Among the entries below, how many lines contain "main"? Answer with the number only.

Content starts

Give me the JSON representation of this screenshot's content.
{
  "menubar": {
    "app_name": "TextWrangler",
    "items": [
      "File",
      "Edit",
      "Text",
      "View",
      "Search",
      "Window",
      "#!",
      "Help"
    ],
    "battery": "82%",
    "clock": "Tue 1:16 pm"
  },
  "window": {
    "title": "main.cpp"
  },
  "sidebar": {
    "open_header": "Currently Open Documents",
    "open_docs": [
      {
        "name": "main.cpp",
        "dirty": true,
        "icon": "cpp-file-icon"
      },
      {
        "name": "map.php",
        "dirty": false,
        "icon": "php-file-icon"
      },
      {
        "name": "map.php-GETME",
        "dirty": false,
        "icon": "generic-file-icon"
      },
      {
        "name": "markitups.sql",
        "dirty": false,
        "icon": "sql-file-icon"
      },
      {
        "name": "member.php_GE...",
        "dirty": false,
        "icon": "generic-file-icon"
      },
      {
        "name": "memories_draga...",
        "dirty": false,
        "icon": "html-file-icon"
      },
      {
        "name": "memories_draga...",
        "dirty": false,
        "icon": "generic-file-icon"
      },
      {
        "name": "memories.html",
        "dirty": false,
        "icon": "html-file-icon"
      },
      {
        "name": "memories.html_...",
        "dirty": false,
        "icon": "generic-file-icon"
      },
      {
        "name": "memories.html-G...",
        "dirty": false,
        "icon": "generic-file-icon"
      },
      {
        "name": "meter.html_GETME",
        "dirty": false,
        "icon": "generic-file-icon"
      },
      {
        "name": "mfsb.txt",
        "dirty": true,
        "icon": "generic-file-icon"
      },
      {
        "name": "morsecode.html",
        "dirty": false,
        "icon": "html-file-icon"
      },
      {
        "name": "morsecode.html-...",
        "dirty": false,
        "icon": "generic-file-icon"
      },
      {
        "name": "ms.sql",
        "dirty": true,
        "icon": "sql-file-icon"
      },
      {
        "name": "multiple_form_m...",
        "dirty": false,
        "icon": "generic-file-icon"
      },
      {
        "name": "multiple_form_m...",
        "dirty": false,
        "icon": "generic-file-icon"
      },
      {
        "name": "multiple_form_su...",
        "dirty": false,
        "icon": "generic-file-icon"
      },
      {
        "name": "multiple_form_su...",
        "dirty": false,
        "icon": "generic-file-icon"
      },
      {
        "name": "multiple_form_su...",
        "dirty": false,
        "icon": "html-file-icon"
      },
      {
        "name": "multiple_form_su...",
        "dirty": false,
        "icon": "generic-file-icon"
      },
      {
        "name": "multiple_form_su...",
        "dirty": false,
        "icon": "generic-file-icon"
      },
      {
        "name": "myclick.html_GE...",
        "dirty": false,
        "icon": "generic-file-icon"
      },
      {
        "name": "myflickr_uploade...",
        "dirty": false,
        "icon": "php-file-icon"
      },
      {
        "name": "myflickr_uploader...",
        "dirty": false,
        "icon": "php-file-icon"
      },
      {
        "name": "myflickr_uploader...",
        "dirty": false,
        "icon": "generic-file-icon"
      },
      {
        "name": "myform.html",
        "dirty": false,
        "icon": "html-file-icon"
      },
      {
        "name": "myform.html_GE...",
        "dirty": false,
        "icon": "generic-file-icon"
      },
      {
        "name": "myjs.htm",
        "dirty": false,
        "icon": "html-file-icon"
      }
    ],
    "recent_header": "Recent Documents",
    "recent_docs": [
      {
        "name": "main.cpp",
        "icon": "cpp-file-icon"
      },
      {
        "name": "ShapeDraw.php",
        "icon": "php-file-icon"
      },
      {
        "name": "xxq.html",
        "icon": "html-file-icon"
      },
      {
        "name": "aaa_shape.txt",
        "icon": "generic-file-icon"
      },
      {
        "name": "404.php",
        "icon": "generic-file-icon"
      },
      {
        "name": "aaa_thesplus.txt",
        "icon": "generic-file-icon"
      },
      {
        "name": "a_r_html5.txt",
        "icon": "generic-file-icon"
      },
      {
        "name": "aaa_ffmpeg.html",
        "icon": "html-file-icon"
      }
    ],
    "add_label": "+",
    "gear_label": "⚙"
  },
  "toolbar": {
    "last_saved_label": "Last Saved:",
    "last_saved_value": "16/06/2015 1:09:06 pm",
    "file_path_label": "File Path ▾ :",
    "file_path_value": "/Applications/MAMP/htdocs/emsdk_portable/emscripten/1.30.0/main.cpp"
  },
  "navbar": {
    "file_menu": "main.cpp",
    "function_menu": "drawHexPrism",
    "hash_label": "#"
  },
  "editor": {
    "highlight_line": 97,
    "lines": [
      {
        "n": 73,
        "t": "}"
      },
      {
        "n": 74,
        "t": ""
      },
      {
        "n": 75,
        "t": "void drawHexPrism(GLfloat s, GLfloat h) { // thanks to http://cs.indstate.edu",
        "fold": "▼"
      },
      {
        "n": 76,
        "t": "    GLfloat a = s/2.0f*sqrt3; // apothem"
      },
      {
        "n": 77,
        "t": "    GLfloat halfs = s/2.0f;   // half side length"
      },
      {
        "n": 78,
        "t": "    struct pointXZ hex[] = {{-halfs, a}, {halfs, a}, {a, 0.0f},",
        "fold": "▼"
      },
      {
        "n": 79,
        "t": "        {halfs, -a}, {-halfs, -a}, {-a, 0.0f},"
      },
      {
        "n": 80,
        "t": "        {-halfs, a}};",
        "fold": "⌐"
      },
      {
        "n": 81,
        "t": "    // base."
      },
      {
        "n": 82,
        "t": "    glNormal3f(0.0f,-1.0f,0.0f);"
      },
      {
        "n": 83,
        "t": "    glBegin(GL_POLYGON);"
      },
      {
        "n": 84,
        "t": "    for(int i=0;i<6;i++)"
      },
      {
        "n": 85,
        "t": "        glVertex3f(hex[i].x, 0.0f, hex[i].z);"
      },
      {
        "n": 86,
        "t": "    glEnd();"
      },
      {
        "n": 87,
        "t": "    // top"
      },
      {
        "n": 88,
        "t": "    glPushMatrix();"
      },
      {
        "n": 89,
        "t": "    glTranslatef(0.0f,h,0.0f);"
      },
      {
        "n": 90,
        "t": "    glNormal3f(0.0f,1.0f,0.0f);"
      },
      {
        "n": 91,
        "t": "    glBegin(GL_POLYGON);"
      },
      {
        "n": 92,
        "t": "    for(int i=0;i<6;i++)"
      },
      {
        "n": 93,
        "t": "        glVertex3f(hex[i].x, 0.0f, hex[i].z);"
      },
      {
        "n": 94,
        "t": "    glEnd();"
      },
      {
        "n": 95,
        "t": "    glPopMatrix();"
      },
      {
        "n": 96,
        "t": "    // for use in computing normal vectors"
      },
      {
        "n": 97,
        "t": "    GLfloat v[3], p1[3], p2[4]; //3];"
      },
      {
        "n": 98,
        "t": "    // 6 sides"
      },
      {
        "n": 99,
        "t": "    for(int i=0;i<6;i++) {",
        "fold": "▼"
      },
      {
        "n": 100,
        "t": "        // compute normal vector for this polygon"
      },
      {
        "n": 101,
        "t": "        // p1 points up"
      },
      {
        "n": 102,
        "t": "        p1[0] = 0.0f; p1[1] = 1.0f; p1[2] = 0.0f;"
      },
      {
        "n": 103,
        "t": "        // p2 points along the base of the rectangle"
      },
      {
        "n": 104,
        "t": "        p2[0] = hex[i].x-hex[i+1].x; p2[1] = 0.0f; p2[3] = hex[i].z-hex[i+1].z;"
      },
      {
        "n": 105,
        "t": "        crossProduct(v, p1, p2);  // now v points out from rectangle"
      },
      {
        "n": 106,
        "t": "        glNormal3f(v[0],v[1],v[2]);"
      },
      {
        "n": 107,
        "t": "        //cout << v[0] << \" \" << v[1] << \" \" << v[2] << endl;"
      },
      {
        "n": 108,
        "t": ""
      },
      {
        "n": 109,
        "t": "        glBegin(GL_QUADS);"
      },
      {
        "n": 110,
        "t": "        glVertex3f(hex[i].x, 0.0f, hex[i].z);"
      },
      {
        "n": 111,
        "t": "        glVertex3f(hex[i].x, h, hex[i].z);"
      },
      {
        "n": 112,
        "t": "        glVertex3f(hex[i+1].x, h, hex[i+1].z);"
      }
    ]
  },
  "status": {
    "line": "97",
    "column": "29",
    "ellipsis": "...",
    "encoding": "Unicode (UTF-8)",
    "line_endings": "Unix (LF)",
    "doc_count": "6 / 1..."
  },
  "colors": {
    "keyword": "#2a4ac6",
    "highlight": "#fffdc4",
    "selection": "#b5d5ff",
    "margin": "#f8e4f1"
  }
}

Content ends

**Exercise output:** 5